▶ WHAT IS REQUIRED
Only the number is needed: count the lines below that hold the string "Panel".

▶ DATA FOR THE TASK
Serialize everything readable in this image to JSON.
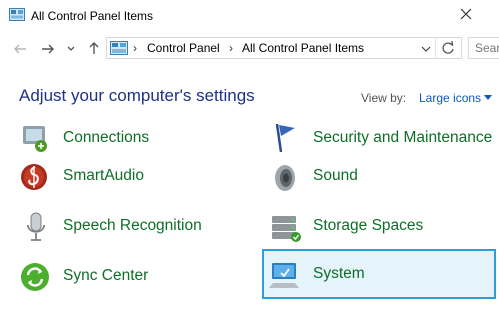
{
  "window": {
    "title": "All Control Panel Items"
  },
  "nav": {
    "breadcrumbs": [
      "Control Panel",
      "All Control Panel Items"
    ],
    "search_placeholder": "Sear"
  },
  "header": {
    "heading": "Adjust your computer's settings",
    "view_by_label": "View by:",
    "view_by_value": "Large icons"
  },
  "items": [
    {
      "label": "Connections",
      "icon": "connections-icon"
    },
    {
      "label": "Security and Maintenance",
      "icon": "flag-icon"
    },
    {
      "label": "SmartAudio",
      "icon": "smartaudio-icon"
    },
    {
      "label": "Sound",
      "icon": "speaker-icon"
    },
    {
      "label": "Speech Recognition",
      "icon": "microphone-icon"
    },
    {
      "label": "Storage Spaces",
      "icon": "storage-spaces-icon"
    },
    {
      "label": "Sync Center",
      "icon": "sync-center-icon"
    },
    {
      "label": "System",
      "icon": "system-icon",
      "selected": true
    }
  ],
  "colors": {
    "link_green": "#0f6e28",
    "heading_blue": "#1e3287",
    "selection": "#2c9fdb"
  }
}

▶ EXPECTED ANSWER
3